More recently, based on observational cohort studies, further detailed descriptions of MDA-5 dermatomyositis have become available. The clinical phenotype represents an overlap of a severe form of vasculopathy and a rapidly progressive ILD. Unique findings that differentiate MDA-5 DM from classical DM include little or no myositis, skin ulceration (affecting lateral nail folds, Gottron papules and elbows), tender palmar papules and severe ILD. Other features include weight loss, oral pain and/or ulceration, mechanic’s hands, hand edema, polyarthritis/arthralgia and diffuse alopecia. Hyperferritinemia and negative ANA are common. When lung disease is severe, there may be variable response to mycophenolate and tacrolimus along with high dose glucocorticoids. Other therapies with some reported success include basiliximab and plasmapheresis. It has been found that if MDA-5 DM patients have a favorable response to an initial treatment, they may have a better long-term outcome.

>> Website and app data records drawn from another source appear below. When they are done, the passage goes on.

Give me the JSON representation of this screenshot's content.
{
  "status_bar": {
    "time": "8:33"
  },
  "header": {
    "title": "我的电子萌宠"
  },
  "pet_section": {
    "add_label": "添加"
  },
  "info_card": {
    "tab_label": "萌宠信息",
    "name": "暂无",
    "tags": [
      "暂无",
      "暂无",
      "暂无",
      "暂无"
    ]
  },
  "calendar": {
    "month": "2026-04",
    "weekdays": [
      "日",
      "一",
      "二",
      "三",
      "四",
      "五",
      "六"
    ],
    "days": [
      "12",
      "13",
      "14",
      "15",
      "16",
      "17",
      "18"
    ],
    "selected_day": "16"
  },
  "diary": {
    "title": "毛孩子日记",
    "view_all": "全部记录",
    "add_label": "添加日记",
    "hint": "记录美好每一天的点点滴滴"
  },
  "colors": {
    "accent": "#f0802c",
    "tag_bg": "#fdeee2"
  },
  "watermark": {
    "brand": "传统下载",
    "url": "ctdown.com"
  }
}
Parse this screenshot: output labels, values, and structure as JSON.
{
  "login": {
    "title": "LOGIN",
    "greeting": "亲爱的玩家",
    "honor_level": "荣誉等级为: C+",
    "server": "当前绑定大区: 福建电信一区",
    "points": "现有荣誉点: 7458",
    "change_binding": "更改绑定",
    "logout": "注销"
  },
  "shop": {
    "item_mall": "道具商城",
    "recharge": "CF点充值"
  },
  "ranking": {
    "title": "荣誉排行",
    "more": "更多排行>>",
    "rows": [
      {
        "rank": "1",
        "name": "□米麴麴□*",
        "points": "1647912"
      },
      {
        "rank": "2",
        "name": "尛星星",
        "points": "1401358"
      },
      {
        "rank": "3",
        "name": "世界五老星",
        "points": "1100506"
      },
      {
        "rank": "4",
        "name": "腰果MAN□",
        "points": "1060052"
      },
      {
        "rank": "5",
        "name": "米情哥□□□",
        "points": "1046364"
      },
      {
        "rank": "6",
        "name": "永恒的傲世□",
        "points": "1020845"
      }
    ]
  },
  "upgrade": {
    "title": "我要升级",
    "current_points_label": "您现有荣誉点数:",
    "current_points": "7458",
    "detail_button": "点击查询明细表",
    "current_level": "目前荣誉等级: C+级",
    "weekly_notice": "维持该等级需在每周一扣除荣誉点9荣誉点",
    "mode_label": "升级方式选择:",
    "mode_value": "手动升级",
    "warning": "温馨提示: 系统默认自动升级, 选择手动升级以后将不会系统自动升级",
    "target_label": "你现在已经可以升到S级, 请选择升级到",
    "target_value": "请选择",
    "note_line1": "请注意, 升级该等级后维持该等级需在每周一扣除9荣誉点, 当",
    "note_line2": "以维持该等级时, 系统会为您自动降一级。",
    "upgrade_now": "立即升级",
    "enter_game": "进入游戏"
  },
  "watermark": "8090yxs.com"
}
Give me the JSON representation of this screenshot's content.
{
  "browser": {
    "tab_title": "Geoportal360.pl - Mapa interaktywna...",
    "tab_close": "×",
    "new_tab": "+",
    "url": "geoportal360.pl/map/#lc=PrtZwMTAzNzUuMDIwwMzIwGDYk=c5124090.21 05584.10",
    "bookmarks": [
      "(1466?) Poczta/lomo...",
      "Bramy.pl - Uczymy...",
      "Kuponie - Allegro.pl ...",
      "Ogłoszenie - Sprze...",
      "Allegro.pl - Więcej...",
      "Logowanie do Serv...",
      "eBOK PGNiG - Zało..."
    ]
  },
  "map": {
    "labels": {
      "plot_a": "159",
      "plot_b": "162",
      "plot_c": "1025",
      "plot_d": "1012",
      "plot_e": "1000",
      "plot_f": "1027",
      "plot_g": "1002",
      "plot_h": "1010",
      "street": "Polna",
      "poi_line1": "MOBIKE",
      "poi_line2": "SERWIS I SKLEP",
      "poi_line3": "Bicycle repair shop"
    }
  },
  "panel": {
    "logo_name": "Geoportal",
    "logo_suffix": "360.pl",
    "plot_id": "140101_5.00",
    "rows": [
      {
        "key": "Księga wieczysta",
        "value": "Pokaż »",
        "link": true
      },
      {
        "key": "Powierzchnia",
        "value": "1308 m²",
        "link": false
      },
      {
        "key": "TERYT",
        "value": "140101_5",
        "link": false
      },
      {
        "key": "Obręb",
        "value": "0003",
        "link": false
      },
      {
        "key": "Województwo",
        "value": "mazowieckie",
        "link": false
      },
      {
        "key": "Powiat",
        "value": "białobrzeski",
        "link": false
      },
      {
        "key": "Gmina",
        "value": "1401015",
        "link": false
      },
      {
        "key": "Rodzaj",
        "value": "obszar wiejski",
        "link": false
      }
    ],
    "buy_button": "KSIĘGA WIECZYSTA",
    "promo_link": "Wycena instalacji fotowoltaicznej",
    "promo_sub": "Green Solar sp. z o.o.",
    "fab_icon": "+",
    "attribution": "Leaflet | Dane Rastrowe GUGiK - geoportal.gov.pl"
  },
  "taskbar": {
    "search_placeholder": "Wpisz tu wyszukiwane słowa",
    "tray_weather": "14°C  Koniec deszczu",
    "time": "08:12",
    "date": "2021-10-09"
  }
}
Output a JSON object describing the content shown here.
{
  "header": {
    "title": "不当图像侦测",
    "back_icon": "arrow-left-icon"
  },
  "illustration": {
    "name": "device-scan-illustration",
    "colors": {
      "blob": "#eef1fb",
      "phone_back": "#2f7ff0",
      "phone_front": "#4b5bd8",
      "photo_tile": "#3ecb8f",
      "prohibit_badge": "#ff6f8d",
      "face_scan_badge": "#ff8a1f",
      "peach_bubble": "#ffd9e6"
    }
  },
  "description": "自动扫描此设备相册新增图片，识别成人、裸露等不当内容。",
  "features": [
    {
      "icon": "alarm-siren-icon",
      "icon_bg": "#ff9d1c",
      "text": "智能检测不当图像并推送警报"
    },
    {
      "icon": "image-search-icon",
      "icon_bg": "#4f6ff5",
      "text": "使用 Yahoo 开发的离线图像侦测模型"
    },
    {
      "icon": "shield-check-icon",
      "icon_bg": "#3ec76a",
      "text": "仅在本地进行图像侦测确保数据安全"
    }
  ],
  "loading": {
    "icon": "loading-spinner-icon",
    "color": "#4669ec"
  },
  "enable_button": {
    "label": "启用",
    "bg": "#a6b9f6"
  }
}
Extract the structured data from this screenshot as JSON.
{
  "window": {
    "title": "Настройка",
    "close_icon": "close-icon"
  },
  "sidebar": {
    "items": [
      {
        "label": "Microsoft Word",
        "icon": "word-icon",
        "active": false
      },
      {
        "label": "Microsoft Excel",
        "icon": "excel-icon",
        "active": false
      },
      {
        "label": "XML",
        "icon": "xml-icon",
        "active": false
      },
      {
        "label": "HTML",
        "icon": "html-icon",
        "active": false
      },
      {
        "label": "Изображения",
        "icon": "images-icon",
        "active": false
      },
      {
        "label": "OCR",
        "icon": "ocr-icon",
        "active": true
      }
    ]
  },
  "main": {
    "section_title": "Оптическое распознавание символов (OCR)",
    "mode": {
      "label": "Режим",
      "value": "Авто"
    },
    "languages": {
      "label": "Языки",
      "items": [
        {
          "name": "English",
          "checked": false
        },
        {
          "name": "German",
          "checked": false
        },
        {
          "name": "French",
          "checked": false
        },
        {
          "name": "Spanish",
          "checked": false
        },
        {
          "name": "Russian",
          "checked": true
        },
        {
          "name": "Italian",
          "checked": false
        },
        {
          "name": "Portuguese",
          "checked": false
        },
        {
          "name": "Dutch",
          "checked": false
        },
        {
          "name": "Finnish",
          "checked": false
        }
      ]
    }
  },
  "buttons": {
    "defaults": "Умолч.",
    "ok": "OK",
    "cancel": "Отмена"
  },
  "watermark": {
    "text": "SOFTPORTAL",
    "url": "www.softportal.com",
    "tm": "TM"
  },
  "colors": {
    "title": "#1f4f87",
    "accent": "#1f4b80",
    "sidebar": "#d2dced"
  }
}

There have been significant differences in the phenotype of lung disease between the published Japanese cohorts and those reported in the U.S. Japanese patients quite often have an unfavorable pulmonary outcome. However, in the US, the prognosis has been more variable. Some patients with severe immunosuppressant-refractory ILD (including our case) have died from rapidly progressive respiratory failure while waiting for a lung transplant. Yet other patients have a relatively milder course and respond favorably to immunosuppressant agents. It is not clear why this difference is seen in these different patient populations. It has been proposed that there may be differences in host genetic risk factors and environmental factors that are novel and yet undefined.

Dr. Chatterjee directs the Scleroderma Program in the Department of Rheumatic and Immunologic Diseases.